▼▼▼

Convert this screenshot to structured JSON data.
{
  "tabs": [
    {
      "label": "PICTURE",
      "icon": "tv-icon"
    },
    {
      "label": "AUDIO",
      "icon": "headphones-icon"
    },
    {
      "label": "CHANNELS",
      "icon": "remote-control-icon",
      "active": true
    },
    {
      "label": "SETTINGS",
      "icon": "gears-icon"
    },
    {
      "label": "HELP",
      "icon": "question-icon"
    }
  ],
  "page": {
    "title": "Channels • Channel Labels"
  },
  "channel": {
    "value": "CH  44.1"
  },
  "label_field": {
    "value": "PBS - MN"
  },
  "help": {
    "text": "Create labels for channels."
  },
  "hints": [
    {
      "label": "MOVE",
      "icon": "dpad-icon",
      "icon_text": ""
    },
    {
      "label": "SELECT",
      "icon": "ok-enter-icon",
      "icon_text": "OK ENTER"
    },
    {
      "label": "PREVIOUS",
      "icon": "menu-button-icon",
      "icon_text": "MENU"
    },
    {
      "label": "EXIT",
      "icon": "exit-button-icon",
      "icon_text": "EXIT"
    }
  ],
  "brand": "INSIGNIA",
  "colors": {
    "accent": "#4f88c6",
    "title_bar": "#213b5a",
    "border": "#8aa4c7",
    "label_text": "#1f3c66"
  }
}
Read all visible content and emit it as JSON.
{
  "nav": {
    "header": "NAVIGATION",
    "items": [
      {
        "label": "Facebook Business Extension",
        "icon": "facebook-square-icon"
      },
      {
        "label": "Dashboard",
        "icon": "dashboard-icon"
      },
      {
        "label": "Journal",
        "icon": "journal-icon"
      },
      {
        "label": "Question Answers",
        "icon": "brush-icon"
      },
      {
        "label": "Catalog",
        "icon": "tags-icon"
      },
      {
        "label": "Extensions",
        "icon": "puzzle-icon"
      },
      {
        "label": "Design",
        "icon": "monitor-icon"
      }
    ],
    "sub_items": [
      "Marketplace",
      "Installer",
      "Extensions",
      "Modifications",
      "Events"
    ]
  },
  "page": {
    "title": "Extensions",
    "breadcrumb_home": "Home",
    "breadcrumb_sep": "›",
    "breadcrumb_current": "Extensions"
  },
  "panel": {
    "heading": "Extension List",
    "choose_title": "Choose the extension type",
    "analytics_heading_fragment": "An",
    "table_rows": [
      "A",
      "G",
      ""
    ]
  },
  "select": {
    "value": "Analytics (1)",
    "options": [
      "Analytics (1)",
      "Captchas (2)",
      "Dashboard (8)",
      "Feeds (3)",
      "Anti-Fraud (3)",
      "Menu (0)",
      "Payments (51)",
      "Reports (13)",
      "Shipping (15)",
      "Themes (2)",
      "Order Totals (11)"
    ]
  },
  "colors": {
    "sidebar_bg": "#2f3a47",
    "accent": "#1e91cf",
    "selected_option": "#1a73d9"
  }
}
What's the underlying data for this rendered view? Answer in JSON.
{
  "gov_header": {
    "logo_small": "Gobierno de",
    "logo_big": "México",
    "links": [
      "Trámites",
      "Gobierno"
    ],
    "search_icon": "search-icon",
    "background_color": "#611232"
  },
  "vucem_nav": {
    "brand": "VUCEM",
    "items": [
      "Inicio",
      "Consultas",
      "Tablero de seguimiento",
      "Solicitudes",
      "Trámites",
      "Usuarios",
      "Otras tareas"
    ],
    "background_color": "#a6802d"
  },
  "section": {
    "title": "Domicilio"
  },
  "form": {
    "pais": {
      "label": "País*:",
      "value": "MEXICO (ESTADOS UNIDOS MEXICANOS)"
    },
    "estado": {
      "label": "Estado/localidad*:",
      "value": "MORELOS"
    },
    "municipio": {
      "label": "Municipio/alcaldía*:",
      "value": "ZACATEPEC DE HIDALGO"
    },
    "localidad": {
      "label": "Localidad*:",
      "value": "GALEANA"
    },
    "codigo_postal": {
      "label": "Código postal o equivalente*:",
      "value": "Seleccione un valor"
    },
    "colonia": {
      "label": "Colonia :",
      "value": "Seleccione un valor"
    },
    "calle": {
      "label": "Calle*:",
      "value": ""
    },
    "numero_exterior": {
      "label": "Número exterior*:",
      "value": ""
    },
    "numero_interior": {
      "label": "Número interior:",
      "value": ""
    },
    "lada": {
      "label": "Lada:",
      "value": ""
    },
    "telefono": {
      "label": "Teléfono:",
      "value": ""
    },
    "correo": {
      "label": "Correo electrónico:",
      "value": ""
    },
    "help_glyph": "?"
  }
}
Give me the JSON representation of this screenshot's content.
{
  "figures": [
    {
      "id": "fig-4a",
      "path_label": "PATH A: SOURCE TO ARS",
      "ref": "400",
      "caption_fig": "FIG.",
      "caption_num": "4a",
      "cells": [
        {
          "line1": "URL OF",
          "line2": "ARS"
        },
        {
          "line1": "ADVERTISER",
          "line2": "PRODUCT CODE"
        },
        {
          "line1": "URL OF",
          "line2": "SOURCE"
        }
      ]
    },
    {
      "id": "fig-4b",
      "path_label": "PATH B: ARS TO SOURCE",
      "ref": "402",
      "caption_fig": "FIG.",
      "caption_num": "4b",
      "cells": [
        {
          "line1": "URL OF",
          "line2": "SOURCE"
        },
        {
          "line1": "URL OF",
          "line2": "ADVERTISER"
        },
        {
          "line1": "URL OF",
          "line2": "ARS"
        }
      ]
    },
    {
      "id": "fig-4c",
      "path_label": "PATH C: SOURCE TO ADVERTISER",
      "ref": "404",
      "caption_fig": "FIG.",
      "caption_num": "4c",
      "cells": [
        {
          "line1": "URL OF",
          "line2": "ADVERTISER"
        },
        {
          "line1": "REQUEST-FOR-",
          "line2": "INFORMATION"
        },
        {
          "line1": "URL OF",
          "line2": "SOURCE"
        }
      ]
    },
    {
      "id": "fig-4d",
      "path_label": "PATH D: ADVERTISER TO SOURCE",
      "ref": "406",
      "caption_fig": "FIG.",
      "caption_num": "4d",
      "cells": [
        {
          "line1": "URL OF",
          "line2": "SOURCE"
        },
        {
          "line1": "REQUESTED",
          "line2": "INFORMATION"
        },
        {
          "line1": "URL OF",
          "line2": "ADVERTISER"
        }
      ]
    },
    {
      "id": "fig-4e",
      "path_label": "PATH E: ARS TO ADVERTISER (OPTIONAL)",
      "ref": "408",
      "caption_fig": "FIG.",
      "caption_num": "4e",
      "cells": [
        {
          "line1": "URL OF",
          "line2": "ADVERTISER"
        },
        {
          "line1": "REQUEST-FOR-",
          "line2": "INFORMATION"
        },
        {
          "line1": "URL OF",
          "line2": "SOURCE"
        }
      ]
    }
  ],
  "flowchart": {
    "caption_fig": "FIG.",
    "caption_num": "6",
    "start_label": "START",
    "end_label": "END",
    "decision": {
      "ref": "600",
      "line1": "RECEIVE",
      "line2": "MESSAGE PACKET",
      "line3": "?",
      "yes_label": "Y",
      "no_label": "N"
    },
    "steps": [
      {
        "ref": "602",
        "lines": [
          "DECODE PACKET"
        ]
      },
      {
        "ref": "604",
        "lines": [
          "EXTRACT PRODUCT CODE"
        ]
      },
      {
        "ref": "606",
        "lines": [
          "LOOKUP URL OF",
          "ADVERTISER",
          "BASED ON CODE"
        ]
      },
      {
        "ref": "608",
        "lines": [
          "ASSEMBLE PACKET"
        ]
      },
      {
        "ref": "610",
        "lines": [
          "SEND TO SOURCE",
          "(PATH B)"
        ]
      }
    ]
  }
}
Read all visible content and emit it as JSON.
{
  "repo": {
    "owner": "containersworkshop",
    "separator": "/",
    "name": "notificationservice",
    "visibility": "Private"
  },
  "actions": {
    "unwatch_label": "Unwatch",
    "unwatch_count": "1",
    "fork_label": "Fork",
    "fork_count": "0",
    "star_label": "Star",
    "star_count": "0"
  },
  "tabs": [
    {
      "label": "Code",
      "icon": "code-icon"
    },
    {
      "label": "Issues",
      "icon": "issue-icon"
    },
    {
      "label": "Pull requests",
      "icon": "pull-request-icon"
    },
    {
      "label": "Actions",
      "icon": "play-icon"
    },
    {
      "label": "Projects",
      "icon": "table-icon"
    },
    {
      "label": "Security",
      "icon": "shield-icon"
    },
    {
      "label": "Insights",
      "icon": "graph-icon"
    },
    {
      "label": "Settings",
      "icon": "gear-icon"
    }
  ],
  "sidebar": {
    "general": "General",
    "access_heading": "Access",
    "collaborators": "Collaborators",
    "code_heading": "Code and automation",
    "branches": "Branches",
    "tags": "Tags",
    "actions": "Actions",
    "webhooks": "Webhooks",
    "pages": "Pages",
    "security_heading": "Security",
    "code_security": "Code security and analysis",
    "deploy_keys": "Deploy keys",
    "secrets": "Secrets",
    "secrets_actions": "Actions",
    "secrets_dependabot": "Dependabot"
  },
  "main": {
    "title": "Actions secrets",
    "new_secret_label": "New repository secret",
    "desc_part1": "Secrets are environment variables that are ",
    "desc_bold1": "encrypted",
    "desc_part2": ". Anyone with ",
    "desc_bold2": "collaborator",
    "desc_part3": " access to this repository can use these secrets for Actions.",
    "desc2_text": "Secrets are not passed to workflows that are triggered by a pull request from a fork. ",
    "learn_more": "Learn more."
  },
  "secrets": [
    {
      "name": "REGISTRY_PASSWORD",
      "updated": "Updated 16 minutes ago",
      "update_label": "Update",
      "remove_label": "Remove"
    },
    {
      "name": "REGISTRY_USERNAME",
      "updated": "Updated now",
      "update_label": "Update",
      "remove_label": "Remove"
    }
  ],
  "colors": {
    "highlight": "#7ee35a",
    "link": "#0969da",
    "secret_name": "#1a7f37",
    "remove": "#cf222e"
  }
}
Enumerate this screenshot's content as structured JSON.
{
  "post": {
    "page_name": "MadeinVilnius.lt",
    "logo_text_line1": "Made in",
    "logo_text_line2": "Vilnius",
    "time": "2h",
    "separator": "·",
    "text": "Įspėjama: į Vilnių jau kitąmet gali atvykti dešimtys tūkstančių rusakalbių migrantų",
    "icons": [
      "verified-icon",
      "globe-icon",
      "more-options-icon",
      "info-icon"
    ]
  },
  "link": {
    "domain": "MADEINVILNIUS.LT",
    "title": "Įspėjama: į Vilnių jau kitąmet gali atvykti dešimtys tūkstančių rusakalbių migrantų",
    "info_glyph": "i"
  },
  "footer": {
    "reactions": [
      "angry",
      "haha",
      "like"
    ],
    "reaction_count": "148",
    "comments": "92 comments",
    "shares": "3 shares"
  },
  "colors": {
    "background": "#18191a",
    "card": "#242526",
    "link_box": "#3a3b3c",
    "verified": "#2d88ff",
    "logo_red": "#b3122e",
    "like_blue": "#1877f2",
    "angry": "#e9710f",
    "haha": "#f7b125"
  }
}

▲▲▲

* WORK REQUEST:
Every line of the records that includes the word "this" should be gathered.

* COMPLETED EXERCISE:
Convert this screenshot to structured JSON data.
What's the underlying data for this rendered view? Answer in JSON.
Give me the JSON representation of this screenshot's content.
    "desc_part3": " access to this repository can use these secrets for Actions.",
Enumerate this screenshot's content as structured JSON.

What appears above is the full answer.